HALIFAX -- New Brunswick reported three new cases of COVID-19 on Wednesday. Eleven previously identified cases are now considered recovered, bringing the active number of cases in the province to 47.

One of the new cases involves an individual in their 70s from the Campbellton region (Zone 5). That case is under investigation and the individual is self-isolating.

The other two cases involve individuals in their 20s from the Fredericton region (Zone 3). Those cases are related to international travel and are self-isolating.

The number of confirmed cases in New Brunswick is 337 and 284 cases are considered recovered. There have been six deaths in the province.

Four patients are hospitalized, with none in an intensive care unit.

As of Tuesday, 100,509 COVID-19 tests had been conducted in the province.

Over the weekend, more than 2,400 asymptomatic people in Zone 5 were tested and the results will be ready soon.

Results from the remaining 500 COVID tests from last weekend's mass testing clinics are back and they are all negative.

Zone 5 remains in the Orange phase of recovery, but needs a return to yellow if businesses are hoping to be open in time for the important winter tourism season.

"Being a border town, we do get have border clientele as we would call it and we have a lot from Nova Scotia," said Campbellton Mayor Stephanie Anglehart Paulin.

The number of cases are broken down by New Brunswick’s seven health zones:

  • Zone 1 – Moncton region: 93 confirmed cases (9 active cases)
  • Zone 2 – Saint John region: 32 confirmed cases
  • Zone 3 – Fredericton region: 65 confirmed cases (5 active cases)
  • Zone 4 – Edmundston region: 8 confirmed cases
  • Zone 5 – Campbellton region: 133 confirmed cases (33 active cases)
  • Zone 6 – Bathurst region: 3 confirmed cases
  • Zone 7 – Miramichi region: 3 confirmed cases


The Campbellton region (Zone 5) remains in the Orange level of recovery with an additional restriction to limit the spread of COVID-19 in the region.

The province recommends that residents limit their contact to a single household bubble plus a formal or informal caregiver or member of their immediate family (a parent, child, sibling or grandparent).

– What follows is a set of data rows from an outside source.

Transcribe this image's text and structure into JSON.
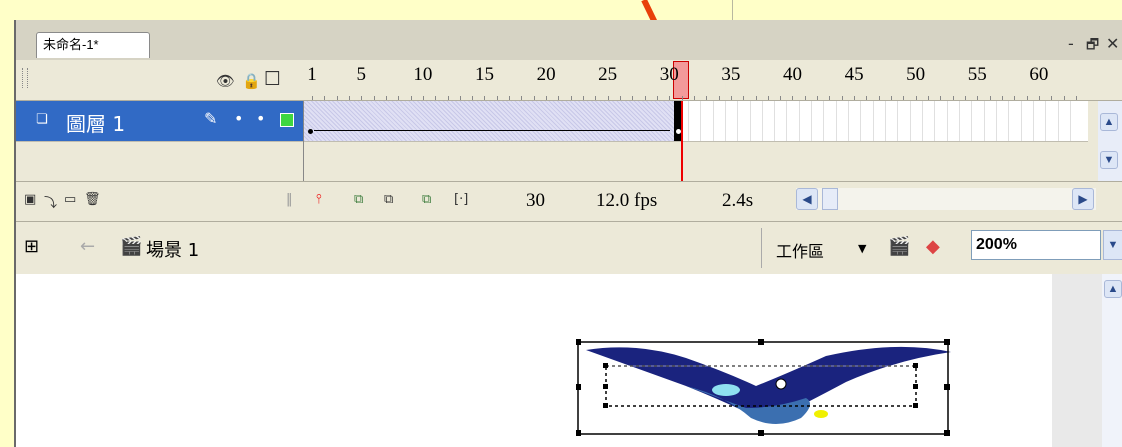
{
  "document_tab": {
    "title": "未命名-1*"
  },
  "window_controls": {
    "minimize": "-",
    "restore": "🗗",
    "close": "✕"
  },
  "timeline": {
    "header_icons": {
      "eye": "👁",
      "lock": "🔒",
      "outline": "☐"
    },
    "ruler_ticks": [
      "1",
      "5",
      "10",
      "15",
      "20",
      "25",
      "30",
      "35",
      "40",
      "45",
      "50",
      "55",
      "60"
    ],
    "current_frame_marker": "30",
    "layer": {
      "name": "圖層 1",
      "pencil": "✎",
      "dot1": "•",
      "dot2": "•"
    },
    "status": {
      "frame": "30",
      "fps": "12.0 fps",
      "time": "2.4s"
    }
  },
  "editbar": {
    "scene_label": "場景 1",
    "workspace_label": "工作區",
    "zoom_value": "200%"
  },
  "colors": {
    "selected_layer": "#316ac5",
    "playhead": "#e00000",
    "outline_box": "#3fd63f"
  }
}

Residents in Zone 5 can celebrate Halloween only within their household bubble. Door-to-door collecting, passing out treats, and parties outside of their household bubbles are not permitted.


Residents in regions at the Yellow level can celebrate Halloween with door-to-door trick-or-treating, provided the following guidelines from public health are followed:

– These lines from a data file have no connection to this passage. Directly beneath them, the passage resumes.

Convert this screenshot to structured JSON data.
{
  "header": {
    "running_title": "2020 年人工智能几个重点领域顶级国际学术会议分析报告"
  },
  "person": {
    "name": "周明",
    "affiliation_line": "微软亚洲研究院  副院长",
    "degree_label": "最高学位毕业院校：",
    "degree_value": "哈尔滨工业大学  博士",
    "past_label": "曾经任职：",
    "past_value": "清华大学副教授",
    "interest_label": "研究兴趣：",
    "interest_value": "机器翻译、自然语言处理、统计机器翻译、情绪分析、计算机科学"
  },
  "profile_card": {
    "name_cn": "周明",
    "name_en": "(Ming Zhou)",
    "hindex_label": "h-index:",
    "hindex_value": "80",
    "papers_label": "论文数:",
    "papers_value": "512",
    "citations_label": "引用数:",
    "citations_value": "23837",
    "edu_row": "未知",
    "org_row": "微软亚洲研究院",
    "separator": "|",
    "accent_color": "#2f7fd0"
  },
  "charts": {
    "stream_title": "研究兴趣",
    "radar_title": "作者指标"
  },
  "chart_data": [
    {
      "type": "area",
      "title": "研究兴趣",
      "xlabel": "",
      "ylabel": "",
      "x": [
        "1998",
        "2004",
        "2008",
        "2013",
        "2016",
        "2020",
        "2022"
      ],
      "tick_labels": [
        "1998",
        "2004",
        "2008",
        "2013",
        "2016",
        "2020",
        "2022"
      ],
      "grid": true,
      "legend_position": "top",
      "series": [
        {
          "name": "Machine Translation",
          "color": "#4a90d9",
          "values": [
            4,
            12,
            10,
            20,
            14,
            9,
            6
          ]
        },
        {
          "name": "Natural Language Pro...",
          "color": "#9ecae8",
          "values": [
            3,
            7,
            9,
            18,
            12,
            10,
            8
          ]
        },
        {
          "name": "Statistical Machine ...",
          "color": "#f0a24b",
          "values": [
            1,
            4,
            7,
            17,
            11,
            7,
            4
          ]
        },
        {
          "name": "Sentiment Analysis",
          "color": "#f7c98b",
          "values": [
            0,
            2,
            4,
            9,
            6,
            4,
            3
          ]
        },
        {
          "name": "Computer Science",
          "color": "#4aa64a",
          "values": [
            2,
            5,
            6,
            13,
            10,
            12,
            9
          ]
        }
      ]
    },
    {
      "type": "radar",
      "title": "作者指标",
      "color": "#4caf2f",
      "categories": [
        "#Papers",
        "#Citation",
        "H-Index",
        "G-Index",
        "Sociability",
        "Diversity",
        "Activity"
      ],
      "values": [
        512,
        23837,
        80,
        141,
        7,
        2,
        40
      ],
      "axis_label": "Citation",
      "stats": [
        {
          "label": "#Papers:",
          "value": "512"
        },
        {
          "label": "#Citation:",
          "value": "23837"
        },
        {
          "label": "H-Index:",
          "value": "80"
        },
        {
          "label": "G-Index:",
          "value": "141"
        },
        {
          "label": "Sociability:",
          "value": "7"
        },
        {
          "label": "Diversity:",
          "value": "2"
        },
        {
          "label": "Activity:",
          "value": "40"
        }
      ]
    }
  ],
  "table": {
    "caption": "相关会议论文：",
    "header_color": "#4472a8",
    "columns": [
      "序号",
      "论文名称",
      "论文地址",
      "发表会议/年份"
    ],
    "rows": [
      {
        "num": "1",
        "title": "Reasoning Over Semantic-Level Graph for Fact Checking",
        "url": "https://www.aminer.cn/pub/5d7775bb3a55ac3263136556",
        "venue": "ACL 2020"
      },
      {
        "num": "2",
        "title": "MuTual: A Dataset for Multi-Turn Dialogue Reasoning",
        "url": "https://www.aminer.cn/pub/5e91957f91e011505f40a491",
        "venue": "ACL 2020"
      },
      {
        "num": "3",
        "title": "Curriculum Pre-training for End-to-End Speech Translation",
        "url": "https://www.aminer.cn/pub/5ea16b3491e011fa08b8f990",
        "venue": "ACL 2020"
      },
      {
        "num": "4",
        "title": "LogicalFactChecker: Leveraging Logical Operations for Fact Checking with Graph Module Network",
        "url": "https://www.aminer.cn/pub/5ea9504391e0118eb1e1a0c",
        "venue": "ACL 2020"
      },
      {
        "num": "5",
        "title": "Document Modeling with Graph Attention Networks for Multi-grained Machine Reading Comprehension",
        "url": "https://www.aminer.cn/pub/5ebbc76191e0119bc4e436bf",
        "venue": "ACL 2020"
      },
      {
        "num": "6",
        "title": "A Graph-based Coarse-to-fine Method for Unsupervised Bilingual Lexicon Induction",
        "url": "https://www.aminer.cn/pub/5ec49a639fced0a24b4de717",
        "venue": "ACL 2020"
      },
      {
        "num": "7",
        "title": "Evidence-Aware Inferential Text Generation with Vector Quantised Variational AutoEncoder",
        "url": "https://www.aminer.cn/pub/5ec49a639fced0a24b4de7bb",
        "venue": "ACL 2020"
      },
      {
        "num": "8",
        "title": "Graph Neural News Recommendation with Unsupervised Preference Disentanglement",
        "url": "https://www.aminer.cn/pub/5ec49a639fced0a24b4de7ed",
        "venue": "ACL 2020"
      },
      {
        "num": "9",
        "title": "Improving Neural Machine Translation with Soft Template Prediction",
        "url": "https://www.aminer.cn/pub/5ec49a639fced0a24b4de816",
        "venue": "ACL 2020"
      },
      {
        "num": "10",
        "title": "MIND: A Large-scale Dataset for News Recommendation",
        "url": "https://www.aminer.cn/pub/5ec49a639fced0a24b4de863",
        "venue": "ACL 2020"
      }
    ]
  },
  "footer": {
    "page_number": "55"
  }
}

  • if children go door-to-door, they should avoid contact with anyone in their bubble who is at higher risk for several days following Halloween;
  • informal indoor and outdoor celebrations are permitted with a maximum of 50 people, but a list of participants must be maintained
  • any business, organization or group that plans an event, including malls, are required to have an operational plan for any Halloween activities, must keep a list of participants, and must ensure the use of masks in public spaces and ensure that physical distancing is practised.


A return to Yellow for the Moncton region wasn’t enough to save the 53rd edition of the Santa Claus parade.

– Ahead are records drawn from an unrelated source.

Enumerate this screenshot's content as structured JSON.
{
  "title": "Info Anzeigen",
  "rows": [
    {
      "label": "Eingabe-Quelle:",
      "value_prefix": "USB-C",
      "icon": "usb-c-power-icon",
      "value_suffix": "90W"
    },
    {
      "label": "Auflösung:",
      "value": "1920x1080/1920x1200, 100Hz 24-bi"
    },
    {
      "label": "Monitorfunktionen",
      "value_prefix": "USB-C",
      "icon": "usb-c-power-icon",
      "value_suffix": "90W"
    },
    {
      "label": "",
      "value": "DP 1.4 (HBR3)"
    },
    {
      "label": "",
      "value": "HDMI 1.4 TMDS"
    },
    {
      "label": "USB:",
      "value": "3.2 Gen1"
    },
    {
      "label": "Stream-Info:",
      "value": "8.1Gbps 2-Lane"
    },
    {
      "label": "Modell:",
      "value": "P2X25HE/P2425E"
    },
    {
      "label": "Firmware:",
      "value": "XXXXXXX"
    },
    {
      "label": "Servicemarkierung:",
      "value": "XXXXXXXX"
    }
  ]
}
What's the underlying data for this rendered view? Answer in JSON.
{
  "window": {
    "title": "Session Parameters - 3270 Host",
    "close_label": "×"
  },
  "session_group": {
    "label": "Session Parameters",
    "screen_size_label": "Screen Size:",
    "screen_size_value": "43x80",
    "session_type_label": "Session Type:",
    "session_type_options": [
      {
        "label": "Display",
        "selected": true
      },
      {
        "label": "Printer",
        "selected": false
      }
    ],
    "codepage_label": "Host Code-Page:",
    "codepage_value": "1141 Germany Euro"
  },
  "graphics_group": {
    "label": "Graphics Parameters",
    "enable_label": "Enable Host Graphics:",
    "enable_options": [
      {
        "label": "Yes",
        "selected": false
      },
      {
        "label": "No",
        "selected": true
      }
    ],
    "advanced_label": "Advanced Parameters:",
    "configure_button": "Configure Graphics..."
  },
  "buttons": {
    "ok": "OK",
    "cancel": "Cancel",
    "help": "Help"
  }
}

"We thought we had a great plan and we were really excited to move it forward but in the end, with a second wave hitting New Brunswick a little bit it kind of really takes things backwards, said obert Gallant of the parade committee.  

Organizers say they are planning for the parade to return next year.


New Brunswick's online dashboard includes information about vehicle traffic attempting to enter the province.

On Tuesday, 1,599 personal and 1,525 commercial vehicles attempted to cross the border into the province.

Of the vehicles attempting to cross the border, 26 were refused entry, for a refusal rate of 0.8 per cent.